The above preview is unformatted text

This student written piece of work is one of many that can be found in our AS and A Level Criminal Law section.

Found what you're looking for?

  • Start learning 29% faster today
  • 150,000+ documents available
  • Just £6.99 a month

Not the one? Search for your essay title...
  • Join over 1.2 million students every month
  • Accelerate your learning by 29%
  • Unlimited access from just £6.99 per month

See related essaysSee related essays

Related AS and A Level Criminal Law essays

  1. Marked by a teacher

    English law does not normally impose liability for an omission or failure to act ...

    4 star(s)

    to act, But as they are getting paid to do a job they should be trusted to fulfil their duty and therefore be liable for their mistakes. The second category of omission is duty of care under a professional duty to act.

  2. Free essay

    Jury and Magistrate Exam Questions

    The concept of a perverse verdict is one that pervades the Criminal Justice System of nearly all common law jurisdictions. The English Criminal Justice System is no exception and the concept has become institutionalised as if it were a true occurrence.

  1. Explain what is meant by the term 'causation' in criminal law and assess how ...

    However, should religious grounds be enough to make the defendant liable for the consequence and not just the act committed? Here, the case of Deer could be relevant, as the defendant was still guilty even though the victim?s acts could have saved their life.

  2. Nina runs a burger bar. She puts up a sign in the window saying ...

    principle determinant of criminal liability given the other key elements being so wide. However, the Fraud Act 2006 contains no definition of 'dishonesty'. The Law Commission and Home Office intend that the Ghosh test, not Section 2 of the Theft Act 1968, should apply, and the Law Officers confirmed this in Parliament.

  1. The regulations on arrest and detention of offenders under the Police and Criminal Act ...

    This therefore, still creates an imbalance between the suspect?s rights and police power[8]. In recent years, there have still been numerous miscarriages of justice in which if the guidelines of PACE were adhered to then the miscarriages of justice would never have occurred.

  2. 'Law should encourage citizens in their civic duty to do "the right thing" in ...

    He then went into the adjacent room and slept in there whilst the fire continued. He was convicted of arson. There are some exceptions to these duties, however, as doctors are not liable if they decide to discontinue treating patients in their own interest.

  1. List and explain the six most important cases for the law on insanity, explaining ...
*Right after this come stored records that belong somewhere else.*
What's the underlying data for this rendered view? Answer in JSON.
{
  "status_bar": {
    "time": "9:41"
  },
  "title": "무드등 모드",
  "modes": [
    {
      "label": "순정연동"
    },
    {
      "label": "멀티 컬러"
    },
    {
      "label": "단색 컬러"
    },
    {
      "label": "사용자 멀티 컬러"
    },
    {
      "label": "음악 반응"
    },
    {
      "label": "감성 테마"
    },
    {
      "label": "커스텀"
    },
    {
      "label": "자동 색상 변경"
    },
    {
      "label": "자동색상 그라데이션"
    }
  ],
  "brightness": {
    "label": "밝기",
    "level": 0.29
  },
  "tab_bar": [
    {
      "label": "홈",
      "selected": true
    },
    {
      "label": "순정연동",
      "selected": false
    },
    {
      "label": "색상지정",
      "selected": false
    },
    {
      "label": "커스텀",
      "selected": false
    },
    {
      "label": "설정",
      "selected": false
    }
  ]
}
    Clarke (1972) The first element of the M?Naghten rules is that the defendant must have suffered from a ?defect of reason?. It is not clear what the exact meaning of these words are. Using just a simple English dictionary, it appears that defect of reason means a deficiency of motive or mind.

  2. Strict Liability. I shall look at different cases in order to justify whether the ...

    Therefore, courts are likely to apply a strict liability offence where an offence is not ?truly criminal? on the basis that a criminal conviction is unlikely to stigmatise the individual. However, where it is a ?truly criminal offence? the courts are more unwilling to infer strict liability because of the stigma attached to a criminal conviction.

  • Over 160,000 pieces
    of student written work
  • Annotated by
    experienced teachers
  • Ideas and feedback to
    improve your own work